Exercise objective: Pick each line containing "github" out of the records.

Web page and app entries:
+ + + + + + +
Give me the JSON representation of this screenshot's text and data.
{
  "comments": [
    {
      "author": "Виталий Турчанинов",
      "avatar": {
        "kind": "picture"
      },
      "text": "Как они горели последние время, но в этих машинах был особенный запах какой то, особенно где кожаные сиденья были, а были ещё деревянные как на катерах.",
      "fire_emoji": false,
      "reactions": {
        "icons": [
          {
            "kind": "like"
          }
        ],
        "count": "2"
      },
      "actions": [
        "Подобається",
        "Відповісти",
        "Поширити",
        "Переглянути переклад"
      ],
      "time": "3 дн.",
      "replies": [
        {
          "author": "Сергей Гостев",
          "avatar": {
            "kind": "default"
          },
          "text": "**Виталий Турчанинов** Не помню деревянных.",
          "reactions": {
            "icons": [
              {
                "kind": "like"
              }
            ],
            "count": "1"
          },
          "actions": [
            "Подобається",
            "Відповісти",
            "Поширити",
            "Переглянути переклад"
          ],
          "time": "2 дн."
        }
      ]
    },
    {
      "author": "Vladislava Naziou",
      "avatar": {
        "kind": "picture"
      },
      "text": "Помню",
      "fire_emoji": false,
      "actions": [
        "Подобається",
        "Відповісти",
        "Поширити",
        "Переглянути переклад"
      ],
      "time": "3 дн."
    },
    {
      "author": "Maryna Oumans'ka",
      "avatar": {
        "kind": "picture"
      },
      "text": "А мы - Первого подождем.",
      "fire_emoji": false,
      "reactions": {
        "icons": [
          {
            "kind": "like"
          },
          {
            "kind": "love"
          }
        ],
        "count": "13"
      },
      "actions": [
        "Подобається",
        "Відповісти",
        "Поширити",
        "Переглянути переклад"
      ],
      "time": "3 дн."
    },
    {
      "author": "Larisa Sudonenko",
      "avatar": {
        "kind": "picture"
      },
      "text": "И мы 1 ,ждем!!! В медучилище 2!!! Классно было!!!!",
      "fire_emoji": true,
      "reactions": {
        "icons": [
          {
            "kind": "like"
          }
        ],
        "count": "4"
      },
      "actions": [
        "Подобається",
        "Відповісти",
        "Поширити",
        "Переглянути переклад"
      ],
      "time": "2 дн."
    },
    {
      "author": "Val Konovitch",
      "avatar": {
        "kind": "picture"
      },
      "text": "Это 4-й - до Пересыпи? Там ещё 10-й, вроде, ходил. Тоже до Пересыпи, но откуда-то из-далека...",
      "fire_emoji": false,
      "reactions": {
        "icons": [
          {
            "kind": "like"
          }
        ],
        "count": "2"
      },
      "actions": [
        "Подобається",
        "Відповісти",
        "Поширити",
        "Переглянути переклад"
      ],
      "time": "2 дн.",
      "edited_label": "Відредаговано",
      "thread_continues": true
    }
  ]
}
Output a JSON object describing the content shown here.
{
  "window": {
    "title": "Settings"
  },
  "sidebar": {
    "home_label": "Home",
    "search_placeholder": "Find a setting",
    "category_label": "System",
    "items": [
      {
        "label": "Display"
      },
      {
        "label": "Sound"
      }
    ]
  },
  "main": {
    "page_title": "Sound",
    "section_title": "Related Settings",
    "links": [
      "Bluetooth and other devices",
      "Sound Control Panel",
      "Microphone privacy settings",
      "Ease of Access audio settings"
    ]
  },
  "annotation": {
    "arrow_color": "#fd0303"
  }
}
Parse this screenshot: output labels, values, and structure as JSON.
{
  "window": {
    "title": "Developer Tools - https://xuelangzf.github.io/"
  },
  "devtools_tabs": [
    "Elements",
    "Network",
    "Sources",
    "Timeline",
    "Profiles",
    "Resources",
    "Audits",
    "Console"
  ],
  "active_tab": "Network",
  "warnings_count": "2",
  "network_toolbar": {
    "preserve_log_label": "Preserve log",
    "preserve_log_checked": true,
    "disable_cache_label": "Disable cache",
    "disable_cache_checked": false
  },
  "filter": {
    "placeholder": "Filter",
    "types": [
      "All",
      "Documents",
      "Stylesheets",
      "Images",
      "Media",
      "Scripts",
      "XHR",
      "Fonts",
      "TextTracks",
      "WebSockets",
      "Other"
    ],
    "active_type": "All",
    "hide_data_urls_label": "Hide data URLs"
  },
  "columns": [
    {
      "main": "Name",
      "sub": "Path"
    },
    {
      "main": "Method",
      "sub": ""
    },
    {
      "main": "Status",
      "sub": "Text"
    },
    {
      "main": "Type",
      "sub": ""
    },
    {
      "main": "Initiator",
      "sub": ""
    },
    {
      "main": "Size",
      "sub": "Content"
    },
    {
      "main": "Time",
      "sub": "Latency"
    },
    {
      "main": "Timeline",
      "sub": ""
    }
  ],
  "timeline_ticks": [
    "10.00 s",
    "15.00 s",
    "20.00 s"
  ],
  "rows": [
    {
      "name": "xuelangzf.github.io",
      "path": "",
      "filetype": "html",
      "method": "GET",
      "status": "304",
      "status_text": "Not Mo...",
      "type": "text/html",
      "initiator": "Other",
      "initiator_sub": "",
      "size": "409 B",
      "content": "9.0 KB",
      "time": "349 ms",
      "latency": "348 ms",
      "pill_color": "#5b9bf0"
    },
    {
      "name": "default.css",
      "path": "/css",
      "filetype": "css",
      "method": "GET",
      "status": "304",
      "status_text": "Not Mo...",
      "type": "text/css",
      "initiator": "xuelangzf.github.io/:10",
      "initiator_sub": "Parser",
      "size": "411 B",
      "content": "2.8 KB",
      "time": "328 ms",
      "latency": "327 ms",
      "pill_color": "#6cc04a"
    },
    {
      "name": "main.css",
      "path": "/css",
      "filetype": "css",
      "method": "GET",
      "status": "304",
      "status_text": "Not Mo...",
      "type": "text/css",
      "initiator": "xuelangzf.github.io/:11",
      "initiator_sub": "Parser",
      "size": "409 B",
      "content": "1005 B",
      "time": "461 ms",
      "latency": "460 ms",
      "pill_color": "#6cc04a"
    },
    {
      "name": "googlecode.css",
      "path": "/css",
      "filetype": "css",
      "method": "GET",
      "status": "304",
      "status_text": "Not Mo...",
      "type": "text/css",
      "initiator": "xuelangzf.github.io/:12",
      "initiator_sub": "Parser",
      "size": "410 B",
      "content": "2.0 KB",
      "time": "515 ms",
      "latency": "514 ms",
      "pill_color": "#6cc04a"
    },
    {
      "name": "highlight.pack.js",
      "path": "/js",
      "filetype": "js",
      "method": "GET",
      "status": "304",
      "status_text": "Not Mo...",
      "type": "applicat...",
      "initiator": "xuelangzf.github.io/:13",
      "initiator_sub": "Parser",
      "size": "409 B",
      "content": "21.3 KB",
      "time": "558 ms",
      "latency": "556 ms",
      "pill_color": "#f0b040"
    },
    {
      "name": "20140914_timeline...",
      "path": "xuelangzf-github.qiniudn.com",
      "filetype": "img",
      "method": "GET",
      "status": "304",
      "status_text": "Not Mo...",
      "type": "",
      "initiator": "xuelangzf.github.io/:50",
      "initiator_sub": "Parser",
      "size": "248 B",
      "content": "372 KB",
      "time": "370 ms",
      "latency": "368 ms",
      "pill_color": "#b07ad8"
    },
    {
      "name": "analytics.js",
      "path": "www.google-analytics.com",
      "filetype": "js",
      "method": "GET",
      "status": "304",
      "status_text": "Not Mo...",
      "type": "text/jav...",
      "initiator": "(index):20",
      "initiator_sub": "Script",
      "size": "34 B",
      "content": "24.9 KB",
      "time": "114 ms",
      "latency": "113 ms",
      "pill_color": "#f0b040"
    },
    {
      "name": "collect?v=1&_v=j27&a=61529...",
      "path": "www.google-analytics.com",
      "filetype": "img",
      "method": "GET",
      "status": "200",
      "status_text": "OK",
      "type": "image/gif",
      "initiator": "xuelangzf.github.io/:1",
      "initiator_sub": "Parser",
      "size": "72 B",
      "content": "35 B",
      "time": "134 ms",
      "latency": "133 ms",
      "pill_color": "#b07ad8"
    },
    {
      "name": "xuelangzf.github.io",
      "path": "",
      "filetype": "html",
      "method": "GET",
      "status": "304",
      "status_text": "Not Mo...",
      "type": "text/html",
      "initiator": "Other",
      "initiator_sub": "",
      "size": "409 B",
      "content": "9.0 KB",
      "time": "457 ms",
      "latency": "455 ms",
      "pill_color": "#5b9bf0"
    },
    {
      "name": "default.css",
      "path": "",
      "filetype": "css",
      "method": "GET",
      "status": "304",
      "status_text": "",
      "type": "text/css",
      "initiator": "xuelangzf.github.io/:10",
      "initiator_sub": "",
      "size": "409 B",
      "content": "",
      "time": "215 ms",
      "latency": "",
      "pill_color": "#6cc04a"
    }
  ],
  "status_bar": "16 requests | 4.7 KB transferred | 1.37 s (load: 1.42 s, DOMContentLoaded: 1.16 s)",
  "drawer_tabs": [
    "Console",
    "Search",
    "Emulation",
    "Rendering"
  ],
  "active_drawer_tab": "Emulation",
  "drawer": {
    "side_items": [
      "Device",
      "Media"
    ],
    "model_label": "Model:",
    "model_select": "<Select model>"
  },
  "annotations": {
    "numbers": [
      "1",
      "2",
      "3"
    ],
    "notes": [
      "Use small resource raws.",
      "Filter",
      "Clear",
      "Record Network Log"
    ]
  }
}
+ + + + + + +
Answer section:
    "title": "Developer Tools - https://xuelangzf.github.io/"
      "name": "xuelangzf.github.io",
      "initiator": "xuelangzf.github.io/:10",
      "initiator": "xuelangzf.github.io/:11",
      "initiator": "xuelangzf.github.io/:12",
      "initiator": "xuelangzf.github.io/:13",
      "path": "xuelangzf-github.qiniudn.com",
      "initiator": "xuelangzf.github.io/:50",
      "initiator": "xuelangzf.github.io/:1",
      "name": "xuelangzf.github.io",
      "initiator": "xuelangzf.github.io/:10",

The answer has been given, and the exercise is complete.